- 3.Bernstein, D.J., Chang, Y.-A., Cheng, C.-M., Chou, L.-P., Heninger, N., Lange, T., van Someren, N.: Factoring RSA keys from certified smart cards: Coppersmith in the wild. In: Sako, K., Sarkar, P. (eds.) ASIACRYPT 2013, Part II. LNCS, vol. 8270, pp. 341–360. Springer, Heidelberg (2013) CrossRefGoogle Scholar
- 4.Boneh, D., Montgomery, H.W., Raghunathan, A.: Algebraic pseudorandom functions with improved efficiency from the augmented cascade. In: Al-Shaer, E., Keromytis, A.D., Shmatikov, V. (eds.) ACM CCS 2010: 17th Conference on Computer and Communications Security, pp. 131–140, Chicago, Illinois, USA, October 4–8. ACM Press (2010)Google Scholar
- 7.Brzuska, C., Smart, N.P., Warinschi, B., Watson, G.J.: An analysis of the EMV channel establishment protocol. In: Sadeghi, A.-R., Gligor, V.D., Yung, M. (eds.) ACM CCS 2013: 20th Conference on Computer and Communications Security, pp. 373–386, Berlin, Germany, November 4–8. ACM Press (2013)Google Scholar
- 10.Cremers, C.: Examining indistinguishability-based security models for key exchange protocols: The case of CK, CK-HMQV, and eCK. In: Cheung, B.S.N., Hui, L.C.K., Sandhu, R.S., Wong, D.S. (eds.) ASIACCS 2011: 6th Conference on Computer and Communications Security, pp. 80–91, Hong Kong, China, March 22–24. ACM Press (2011)Google Scholar
- 12.Cremers, C.J.F.: Formally and practically relating the CK, CK-HMQV, and eCK security models for authenticated key exchange. Cryptology ePrint Archive, Report 2009/253 (2009). http://eprint.iacr.org/2009/253
- 13.Dierks, T., Rescorla, E.: The Transport Layer Security (TLS) Protocol Version 1.2. RFC 5246 (Proposed Standard), Updated by RFCs 5746, 5878, 6176, August 2008Google Scholar
- 17.Heninger, N., Durumeric, Z., Wustrow, E., Alex Halderman, J.: Mining your ps and qs: Detection of widespread weak keys in network devices. In: Kohno, T. (ed.) Proceedings of the 21th USENIX Security Symposium, Bellevue, WA, USA, August 8–10, pp. 205–220. USENIX Association (2012)Google Scholar
- 19.Jager, T.: Verifiable random functions from weaker assumptions. Cryptology ePrint Archive, Report 2014/799 (2014). http://eprint.iacr.org/

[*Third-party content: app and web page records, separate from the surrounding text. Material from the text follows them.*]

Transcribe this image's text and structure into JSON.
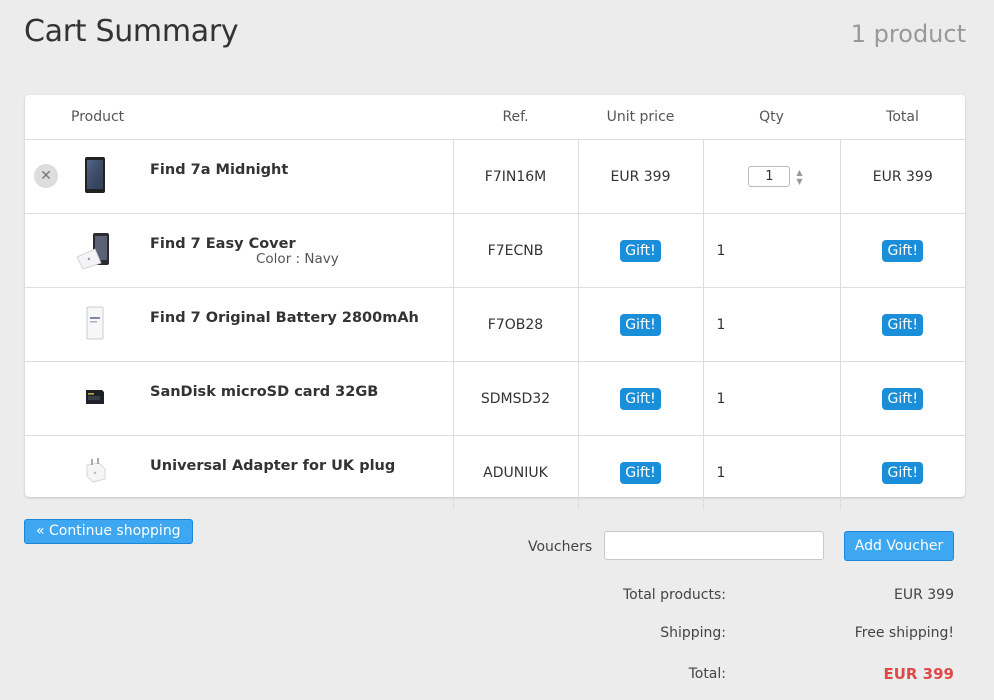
{
  "header": {
    "title": "Cart Summary",
    "count": "1 product"
  },
  "table": {
    "columns": {
      "product": "Product",
      "ref": "Ref.",
      "unit_price": "Unit price",
      "qty": "Qty",
      "total": "Total"
    },
    "rows": [
      {
        "name": "Find 7a Midnight",
        "variant": "",
        "ref": "F7IN16M",
        "unit_price": "EUR 399",
        "qty": "1",
        "total": "EUR 399",
        "thumb_icon": "phone-image"
      },
      {
        "name": "Find 7 Easy Cover",
        "variant": "Color : Navy",
        "ref": "F7ECNB",
        "unit_price": "Gift!",
        "qty": "1",
        "total": "Gift!",
        "thumb_icon": "phone-cover-image"
      },
      {
        "name": "Find 7 Original Battery 2800mAh",
        "variant": "",
        "ref": "F7OB28",
        "unit_price": "Gift!",
        "qty": "1",
        "total": "Gift!",
        "thumb_icon": "battery-image"
      },
      {
        "name": "SanDisk microSD card 32GB",
        "variant": "",
        "ref": "SDMSD32",
        "unit_price": "Gift!",
        "qty": "1",
        "total": "Gift!",
        "thumb_icon": "sd-card-image"
      },
      {
        "name": "Universal Adapter for UK plug",
        "variant": "",
        "ref": "ADUNIUK",
        "unit_price": "Gift!",
        "qty": "1",
        "total": "Gift!",
        "thumb_icon": "plug-adapter-image"
      }
    ]
  },
  "actions": {
    "continue_label": "« Continue shopping",
    "voucher_label": "Vouchers",
    "voucher_value": "",
    "add_voucher_label": "Add Voucher"
  },
  "summary": {
    "total_products_label": "Total products:",
    "total_products_value": "EUR 399",
    "shipping_label": "Shipping:",
    "shipping_value": "Free shipping!",
    "total_label": "Total:",
    "total_value": "EUR 399"
  },
  "colors": {
    "accent": "#3ea7f2",
    "gift_badge": "#1a8ed8",
    "total": "#e04848",
    "background": "#ececec"
  }
}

- 22.Kaufman, C., Hoffman, P., Nir, Y., Eronen, P., Kivinen, T.: Internet Key Exchange Protocol Version 2 (IKEv2). RFC 7296 (INTERNET STANDARD). Updated by RFC 7427, October 2014Google Scholar
- 24.Krawczyk, H.: HMQV: A high-performance secure Diffie-Hellman protocol. Cryptology ePrint Archive, Report 2005/176 (2005). http://eprint.iacr.org/2005/176
- 30.NIST. Skipjack and kea algorithm specifications (1998). http://csrc.nist.gov/groups/STM/cavp/documents/skipjack/skipjack.pdf
- 34.Ylonen, T., Lonvick, C.: The Secure Shell (SSH) Transport Layer Protocol. RFC 4253 (Proposed Standard). Updated by RFC 6668, January 2006Google Scholar